Data provided: Begin

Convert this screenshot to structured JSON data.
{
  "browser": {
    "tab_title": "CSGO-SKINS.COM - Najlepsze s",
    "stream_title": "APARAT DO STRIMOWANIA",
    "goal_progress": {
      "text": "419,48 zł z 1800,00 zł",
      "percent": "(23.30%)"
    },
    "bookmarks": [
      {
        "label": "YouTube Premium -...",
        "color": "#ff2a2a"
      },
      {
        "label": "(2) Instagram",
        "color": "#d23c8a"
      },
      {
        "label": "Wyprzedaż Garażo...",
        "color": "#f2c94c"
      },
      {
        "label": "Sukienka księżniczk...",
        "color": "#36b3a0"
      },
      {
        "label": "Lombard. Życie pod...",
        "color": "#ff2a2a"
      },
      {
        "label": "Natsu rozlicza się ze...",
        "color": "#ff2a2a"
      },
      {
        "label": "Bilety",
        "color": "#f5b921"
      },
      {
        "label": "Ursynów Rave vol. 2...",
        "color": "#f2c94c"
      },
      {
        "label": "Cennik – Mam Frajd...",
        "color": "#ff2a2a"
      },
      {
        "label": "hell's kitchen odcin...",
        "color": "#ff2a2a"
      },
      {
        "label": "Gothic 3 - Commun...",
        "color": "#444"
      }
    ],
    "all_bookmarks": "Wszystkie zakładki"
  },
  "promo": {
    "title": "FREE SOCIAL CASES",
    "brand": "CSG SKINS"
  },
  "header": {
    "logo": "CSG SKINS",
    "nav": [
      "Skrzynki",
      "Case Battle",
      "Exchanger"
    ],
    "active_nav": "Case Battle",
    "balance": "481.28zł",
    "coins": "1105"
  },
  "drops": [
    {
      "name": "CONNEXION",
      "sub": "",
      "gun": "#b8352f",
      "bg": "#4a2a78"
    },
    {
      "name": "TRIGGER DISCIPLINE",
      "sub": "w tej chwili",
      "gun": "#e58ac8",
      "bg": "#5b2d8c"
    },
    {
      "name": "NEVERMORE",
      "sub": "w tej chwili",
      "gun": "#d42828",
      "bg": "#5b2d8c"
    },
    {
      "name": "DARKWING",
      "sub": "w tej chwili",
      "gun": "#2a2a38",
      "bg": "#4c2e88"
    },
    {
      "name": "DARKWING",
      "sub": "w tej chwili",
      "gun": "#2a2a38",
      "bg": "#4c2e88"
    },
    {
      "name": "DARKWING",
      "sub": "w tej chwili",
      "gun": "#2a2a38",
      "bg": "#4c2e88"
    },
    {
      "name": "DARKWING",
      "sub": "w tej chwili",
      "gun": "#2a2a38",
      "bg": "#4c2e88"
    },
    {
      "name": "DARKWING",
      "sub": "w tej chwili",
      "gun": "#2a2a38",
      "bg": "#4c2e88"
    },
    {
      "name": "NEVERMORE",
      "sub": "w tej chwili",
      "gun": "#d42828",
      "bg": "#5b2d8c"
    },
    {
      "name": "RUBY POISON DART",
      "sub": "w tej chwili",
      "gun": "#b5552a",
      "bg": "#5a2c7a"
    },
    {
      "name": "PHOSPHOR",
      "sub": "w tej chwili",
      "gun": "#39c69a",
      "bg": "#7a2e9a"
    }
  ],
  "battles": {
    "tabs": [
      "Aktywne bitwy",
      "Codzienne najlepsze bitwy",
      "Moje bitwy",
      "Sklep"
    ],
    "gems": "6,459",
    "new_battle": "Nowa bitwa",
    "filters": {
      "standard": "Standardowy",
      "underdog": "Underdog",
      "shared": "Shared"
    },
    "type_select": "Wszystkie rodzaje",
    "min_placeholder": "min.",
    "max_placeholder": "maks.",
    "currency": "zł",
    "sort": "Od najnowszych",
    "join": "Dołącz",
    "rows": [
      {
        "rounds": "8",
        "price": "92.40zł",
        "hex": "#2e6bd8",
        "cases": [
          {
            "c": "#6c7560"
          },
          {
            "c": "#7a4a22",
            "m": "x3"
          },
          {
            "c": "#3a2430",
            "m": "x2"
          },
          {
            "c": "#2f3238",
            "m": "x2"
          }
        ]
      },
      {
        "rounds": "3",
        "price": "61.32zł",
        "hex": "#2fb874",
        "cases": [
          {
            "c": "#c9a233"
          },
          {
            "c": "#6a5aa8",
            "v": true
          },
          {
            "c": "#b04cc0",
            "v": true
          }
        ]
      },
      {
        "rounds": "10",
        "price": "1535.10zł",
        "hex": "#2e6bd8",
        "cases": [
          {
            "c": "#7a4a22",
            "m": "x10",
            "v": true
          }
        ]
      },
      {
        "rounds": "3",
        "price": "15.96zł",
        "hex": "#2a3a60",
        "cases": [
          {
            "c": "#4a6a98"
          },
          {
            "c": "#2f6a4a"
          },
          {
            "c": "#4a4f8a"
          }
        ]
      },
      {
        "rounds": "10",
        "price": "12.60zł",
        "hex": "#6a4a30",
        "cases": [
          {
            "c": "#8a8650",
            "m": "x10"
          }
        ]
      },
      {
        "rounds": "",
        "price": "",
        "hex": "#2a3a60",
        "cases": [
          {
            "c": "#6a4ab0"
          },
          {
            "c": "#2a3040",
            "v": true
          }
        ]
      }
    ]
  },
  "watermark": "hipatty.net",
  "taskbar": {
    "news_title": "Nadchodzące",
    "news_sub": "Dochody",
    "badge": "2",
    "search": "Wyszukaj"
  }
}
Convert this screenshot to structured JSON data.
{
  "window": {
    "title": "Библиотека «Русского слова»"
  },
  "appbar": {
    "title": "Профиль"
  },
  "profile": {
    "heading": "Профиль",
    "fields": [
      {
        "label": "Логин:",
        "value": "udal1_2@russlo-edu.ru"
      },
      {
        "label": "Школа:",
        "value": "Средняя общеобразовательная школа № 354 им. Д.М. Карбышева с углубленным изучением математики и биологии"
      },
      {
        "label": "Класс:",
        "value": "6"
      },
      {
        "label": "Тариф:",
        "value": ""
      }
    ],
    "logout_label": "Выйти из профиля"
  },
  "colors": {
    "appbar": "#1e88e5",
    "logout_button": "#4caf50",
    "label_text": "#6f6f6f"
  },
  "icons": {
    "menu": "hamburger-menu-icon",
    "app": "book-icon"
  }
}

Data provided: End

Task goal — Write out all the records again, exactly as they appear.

Response area —
Convert this screenshot to structured JSON data.
{
  "browser": {
    "tab_title": "CSGO-SKINS.COM - Najlepsze s",
    "stream_title": "APARAT DO STRIMOWANIA",
    "goal_progress": {
      "text": "419,48 zł z 1800,00 zł",
      "percent": "(23.30%)"
    },
    "bookmarks": [
      {
        "label": "YouTube Premium -...",
        "color": "#ff2a2a"
      },
      {
        "label": "(2) Instagram",
        "color": "#d23c8a"
      },
      {
        "label": "Wyprzedaż Garażo...",
        "color": "#f2c94c"
      },
      {
        "label": "Sukienka księżniczk...",
        "color": "#36b3a0"
      },
      {
        "label": "Lombard. Życie pod...",
        "color": "#ff2a2a"
      },
      {
        "label": "Natsu rozlicza się ze...",
        "color": "#ff2a2a"
      },
      {
        "label": "Bilety",
        "color": "#f5b921"
      },
      {
        "label": "Ursynów Rave vol. 2...",
        "color": "#f2c94c"
      },
      {
        "label": "Cennik – Mam Frajd...",
        "color": "#ff2a2a"
      },
      {
        "label": "hell's kitchen odcin...",
        "color": "#ff2a2a"
      },
      {
        "label": "Gothic 3 - Commun...",
        "color": "#444"
      }
    ],
    "all_bookmarks": "Wszystkie zakładki"
  },
  "promo": {
    "title": "FREE SOCIAL CASES",
    "brand": "CSG SKINS"
  },
  "header": {
    "logo": "CSG SKINS",
    "nav": [
      "Skrzynki",
      "Case Battle",
      "Exchanger"
    ],
    "active_nav": "Case Battle",
    "balance": "481.28zł",
    "coins": "1105"
  },
  "drops": [
    {
      "name": "CONNEXION",
      "sub": "",
      "gun": "#b8352f",
      "bg": "#4a2a78"
    },
    {
      "name": "TRIGGER DISCIPLINE",
      "sub": "w tej chwili",
      "gun": "#e58ac8",
      "bg": "#5b2d8c"
    },
    {
      "name": "NEVERMORE",
      "sub": "w tej chwili",
      "gun": "#d42828",
      "bg": "#5b2d8c"
    },
    {
      "name": "DARKWING",
      "sub": "w tej chwili",
      "gun": "#2a2a38",
      "bg": "#4c2e88"
    },
    {
      "name": "DARKWING",
      "sub": "w tej chwili",
      "gun": "#2a2a38",
      "bg": "#4c2e88"
    },
    {
      "name": "DARKWING",
      "sub": "w tej chwili",
      "gun": "#2a2a38",
      "bg": "#4c2e88"
    },
    {
      "name": "DARKWING",
      "sub": "w tej chwili",
      "gun": "#2a2a38",
      "bg": "#4c2e88"
    },
    {
      "name": "DARKWING",
      "sub": "w tej chwili",
      "gun": "#2a2a38",
      "bg": "#4c2e88"
    },
    {
      "name": "NEVERMORE",
      "sub": "w tej chwili",
      "gun": "#d42828",
      "bg": "#5b2d8c"
    },
    {
      "name": "RUBY POISON DART",
      "sub": "w tej chwili",
      "gun": "#b5552a",
      "bg": "#5a2c7a"
    },
    {
      "name": "PHOSPHOR",
      "sub": "w tej chwili",
      "gun": "#39c69a",
      "bg": "#7a2e9a"
    }
  ],
  "battles": {
    "tabs": [
      "Aktywne bitwy",
      "Codzienne najlepsze bitwy",
      "Moje bitwy",
      "Sklep"
    ],
    "gems": "6,459",
    "new_battle": "Nowa bitwa",
    "filters": {
      "standard": "Standardowy",
      "underdog": "Underdog",
      "shared": "Shared"
    },
    "type_select": "Wszystkie rodzaje",
    "min_placeholder": "min.",
    "max_placeholder": "maks.",
    "currency": "zł",
    "sort": "Od najnowszych",
    "join": "Dołącz",
    "rows": [
      {
        "rounds": "8",
        "price": "92.40zł",
        "hex": "#2e6bd8",
        "cases": [
          {
            "c": "#6c7560"
          },
          {
            "c": "#7a4a22",
            "m": "x3"
          },
          {
            "c": "#3a2430",
            "m": "x2"
          },
          {
            "c": "#2f3238",
            "m": "x2"
          }
        ]
      },
      {
        "rounds": "3",
        "price": "61.32zł",
        "hex": "#2fb874",
        "cases": [
          {
            "c": "#c9a233"
          },
          {
            "c": "#6a5aa8",
            "v": true
          },
          {
            "c": "#b04cc0",
            "v": true
          }
        ]
      },
      {
        "rounds": "10",
        "price": "1535.10zł",
        "hex": "#2e6bd8",
        "cases": [
          {
            "c": "#7a4a22",
            "m": "x10",
            "v": true
          }
        ]
      },
      {
        "rounds": "3",
        "price": "15.96zł",
        "hex": "#2a3a60",
        "cases": [
          {
            "c": "#4a6a98"
          },
          {
            "c": "#2f6a4a"
          },
          {
            "c": "#4a4f8a"
          }
        ]
      },
      {
        "rounds": "10",
        "price": "12.60zł",
        "hex": "#6a4a30",
        "cases": [
          {
            "c": "#8a8650",
            "m": "x10"
          }
        ]
      },
      {
        "rounds": "",
        "price": "",
        "hex": "#2a3a60",
        "cases": [
          {
            "c": "#6a4ab0"
          },
          {
            "c": "#2a3040",
            "v": true
          }
        ]
      }
    ]
  },
  "watermark": "hipatty.net",
  "taskbar": {
    "news_title": "Nadchodzące",
    "news_sub": "Dochody",
    "badge": "2",
    "search": "Wyszukaj"
  }
}
Convert this screenshot to structured JSON data.
{
  "window": {
    "title": "Библиотека «Русского слова»"
  },
  "appbar": {
    "title": "Профиль"
  },
  "profile": {
    "heading": "Профиль",
    "fields": [
      {
        "label": "Логин:",
        "value": "udal1_2@russlo-edu.ru"
      },
      {
        "label": "Школа:",
        "value": "Средняя общеобразовательная школа № 354 им. Д.М. Карбышева с углубленным изучением математики и биологии"
      },
      {
        "label": "Класс:",
        "value": "6"
      },
      {
        "label": "Тариф:",
        "value": ""
      }
    ],
    "logout_label": "Выйти из профиля"
  },
  "colors": {
    "appbar": "#1e88e5",
    "logout_button": "#4caf50",
    "label_text": "#6f6f6f"
  },
  "icons": {
    "menu": "hamburger-menu-icon",
    "app": "book-icon"
  }
}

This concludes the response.